About this exercise:
An exact copy of every entry is required, without the pictures.

Records for this task:
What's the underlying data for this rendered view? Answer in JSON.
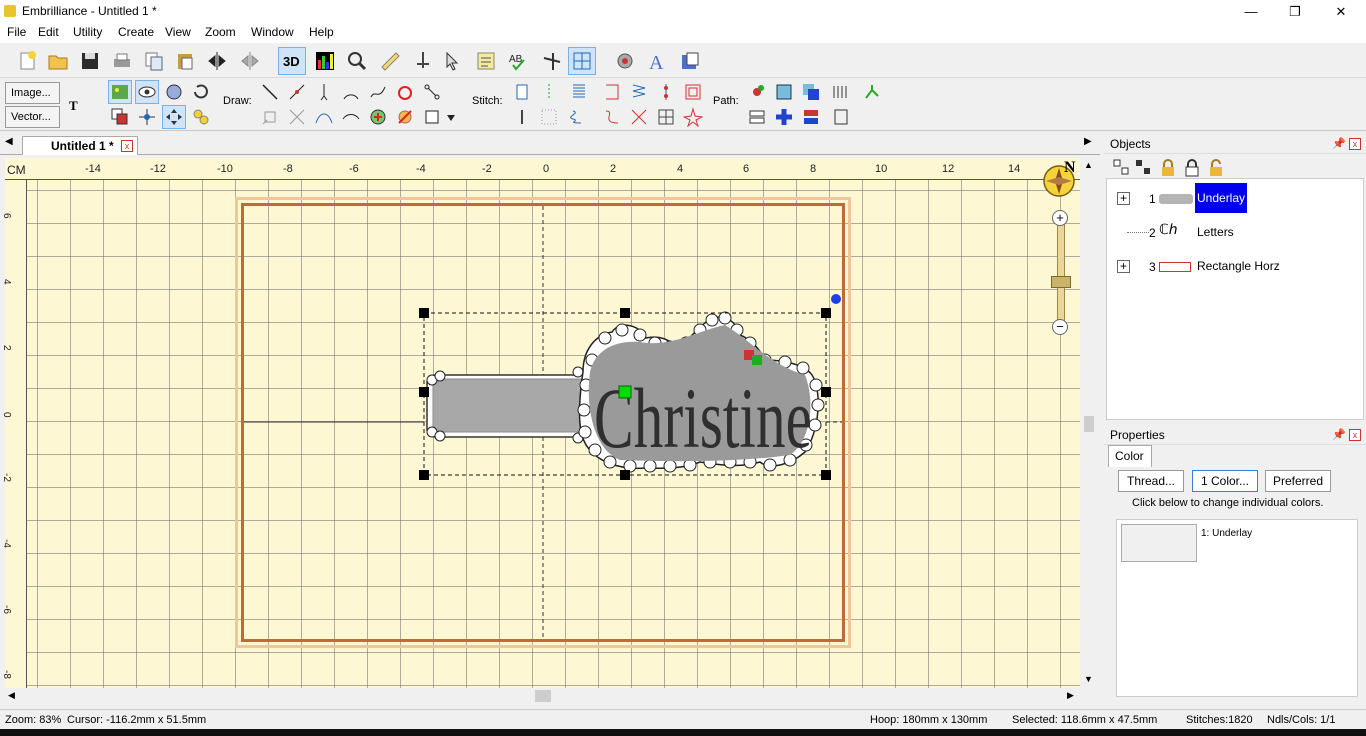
{
  "window": {
    "title": "Embrilliance - Untitled 1 *",
    "minimize": "—",
    "maximize": "❐",
    "close": "✕"
  },
  "menu": [
    "File",
    "Edit",
    "Utility",
    "Create",
    "View",
    "Zoom",
    "Window",
    "Help"
  ],
  "toolbar2": {
    "image_button": "Image...",
    "vector_button": "Vector...",
    "draw_label": "Draw:",
    "stitch_label": "Stitch:",
    "path_label": "Path:"
  },
  "document": {
    "tab_label": "Untitled 1 *",
    "tab_close": "x",
    "ruler_unit": "CM",
    "h_ticks": [
      "-14",
      "-12",
      "-10",
      "-8",
      "-6",
      "-4",
      "-2",
      "0",
      "2",
      "4",
      "6",
      "8",
      "10",
      "12",
      "14"
    ],
    "v_ticks": [
      "6",
      "4",
      "2",
      "0",
      "-2",
      "-4",
      "-6",
      "-8"
    ],
    "design_text": "Christine",
    "compass_label": "N"
  },
  "objects_panel": {
    "title": "Objects",
    "items": [
      {
        "number": "1",
        "name": "Underlay",
        "selected": true,
        "expandable": true
      },
      {
        "number": "2",
        "name": "Letters",
        "selected": false,
        "expandable": false
      },
      {
        "number": "3",
        "name": "Rectangle Horz",
        "selected": false,
        "expandable": true
      }
    ]
  },
  "properties_panel": {
    "title": "Properties",
    "tab": "Color",
    "thread_button": "Thread...",
    "color_button": "1 Color...",
    "preferred_button": "Preferred",
    "hint": "Click below to change individual colors.",
    "color_entries": [
      {
        "label": "1: Underlay",
        "swatch": "#f0f0f0"
      }
    ]
  },
  "status": {
    "zoom": "Zoom: 83%",
    "cursor": "Cursor: -116.2mm x 51.5mm",
    "hoop": "Hoop: 180mm x 130mm",
    "selected": "Selected: 118.6mm x 47.5mm",
    "stitches": "Stitches:1820",
    "ndls": "Ndls/Cols: 1/1"
  },
  "colors": {
    "canvas": "#fdf7d4",
    "hoop_outer": "#f2c59a",
    "hoop_inner": "#c06a3c",
    "selection": "#0000ee",
    "anchor": "#00dd00"
  }
}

Solution to this exercise:
What's the underlying data for this rendered view? Answer in JSON.
{
  "window": {
    "title": "Embrilliance - Untitled 1 *",
    "minimize": "—",
    "maximize": "❐",
    "close": "✕"
  },
  "menu": [
    "File",
    "Edit",
    "Utility",
    "Create",
    "View",
    "Zoom",
    "Window",
    "Help"
  ],
  "toolbar2": {
    "image_button": "Image...",
    "vector_button": "Vector...",
    "draw_label": "Draw:",
    "stitch_label": "Stitch:",
    "path_label": "Path:"
  },
  "document": {
    "tab_label": "Untitled 1 *",
    "tab_close": "x",
    "ruler_unit": "CM",
    "h_ticks": [
      "-14",
      "-12",
      "-10",
      "-8",
      "-6",
      "-4",
      "-2",
      "0",
      "2",
      "4",
      "6",
      "8",
      "10",
      "12",
      "14"
    ],
    "v_ticks": [
      "6",
      "4",
      "2",
      "0",
      "-2",
      "-4",
      "-6",
      "-8"
    ],
    "design_text": "Christine",
    "compass_label": "N"
  },
  "objects_panel": {
    "title": "Objects",
    "items": [
      {
        "number": "1",
        "name": "Underlay",
        "selected": true,
        "expandable": true
      },
      {
        "number": "2",
        "name": "Letters",
        "selected": false,
        "expandable": false
      },
      {
        "number": "3",
        "name": "Rectangle Horz",
        "selected": false,
        "expandable": true
      }
    ]
  },
  "properties_panel": {
    "title": "Properties",
    "tab": "Color",
    "thread_button": "Thread...",
    "color_button": "1 Color...",
    "preferred_button": "Preferred",
    "hint": "Click below to change individual colors.",
    "color_entries": [
      {
        "label": "1: Underlay",
        "swatch": "#f0f0f0"
      }
    ]
  },
  "status": {
    "zoom": "Zoom: 83%",
    "cursor": "Cursor: -116.2mm x 51.5mm",
    "hoop": "Hoop: 180mm x 130mm",
    "selected": "Selected: 118.6mm x 47.5mm",
    "stitches": "Stitches:1820",
    "ndls": "Ndls/Cols: 1/1"
  },
  "colors": {
    "canvas": "#fdf7d4",
    "hoop_outer": "#f2c59a",
    "hoop_inner": "#c06a3c",
    "selection": "#0000ee",
    "anchor": "#00dd00"
  }
}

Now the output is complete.